Eleven years ago I started teaching special education so that I could make a difference in the lives of the students who need it most—children with severe and multiple disabilities. I live and work in one of the state’s highest poverty per capita areas, and I wouldn’t change what I do for the world. I didn’t become a teacher to get rich; I became a teacher to serve.
Not only am I a teacher, but I’m a mother of two small children and my husband is also a teacher. Like many of our colleagues, we come from a long line of educators, including my sister-in-law who is an educator and my mother who also is a teacher. My brother works for a public university and my father works for the state of Ohio. I also have a number of cousins who decided to serve Ohioans by working in state government.
But as much as Issue 2 affects my family, our livelihood and everyone else who chose public service instead of more lucrative private sector jobs, I worry more about my students and what will happen if we don’t defeat this unfair attack on public workers. With my students who have severe needs—social, academic and behavioral—Issue 2 silences the voices and effectively prevents professionals, like me from negotiating contract provisions that ultimately would benefit my students.
If passed, Issue 2 will result in a loss of local control and lead to a loss of collaborative spirit.

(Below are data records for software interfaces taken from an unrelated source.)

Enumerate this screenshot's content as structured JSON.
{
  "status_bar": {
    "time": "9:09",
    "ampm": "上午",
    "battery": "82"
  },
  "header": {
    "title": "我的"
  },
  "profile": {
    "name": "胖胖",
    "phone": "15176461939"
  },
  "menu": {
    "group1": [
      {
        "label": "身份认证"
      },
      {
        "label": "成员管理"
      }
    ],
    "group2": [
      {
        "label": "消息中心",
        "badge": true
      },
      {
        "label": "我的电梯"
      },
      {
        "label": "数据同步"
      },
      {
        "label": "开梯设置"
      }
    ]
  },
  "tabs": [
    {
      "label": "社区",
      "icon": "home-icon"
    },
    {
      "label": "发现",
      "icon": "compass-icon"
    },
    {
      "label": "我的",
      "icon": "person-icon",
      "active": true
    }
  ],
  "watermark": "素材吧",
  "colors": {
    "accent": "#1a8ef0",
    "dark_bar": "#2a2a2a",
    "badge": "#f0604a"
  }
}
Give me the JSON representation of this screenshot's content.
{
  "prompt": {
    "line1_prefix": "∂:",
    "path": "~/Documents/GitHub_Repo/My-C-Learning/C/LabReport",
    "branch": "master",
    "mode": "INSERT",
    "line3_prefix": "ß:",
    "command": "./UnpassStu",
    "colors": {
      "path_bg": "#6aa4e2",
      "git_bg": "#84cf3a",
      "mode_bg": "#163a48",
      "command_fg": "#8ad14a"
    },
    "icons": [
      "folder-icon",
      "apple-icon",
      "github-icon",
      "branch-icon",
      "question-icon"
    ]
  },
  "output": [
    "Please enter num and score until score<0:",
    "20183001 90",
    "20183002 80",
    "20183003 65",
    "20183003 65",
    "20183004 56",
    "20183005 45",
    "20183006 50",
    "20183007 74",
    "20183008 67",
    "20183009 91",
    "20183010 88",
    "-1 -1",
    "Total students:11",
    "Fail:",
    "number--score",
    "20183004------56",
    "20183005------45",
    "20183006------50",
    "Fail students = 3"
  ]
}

Education support professionals and teachers are dedicated to their students, and we’re overwhelmingly against Issue 2 because we know how much it will hurt students. Issue 2 is not about improving teacher or student performance—it’s about power, political payback, and very bad policy. My special needs students shouldn’t suffer because Columbus politicians are moving their own agenda, and that’s why I’m voting NO on Issue 2.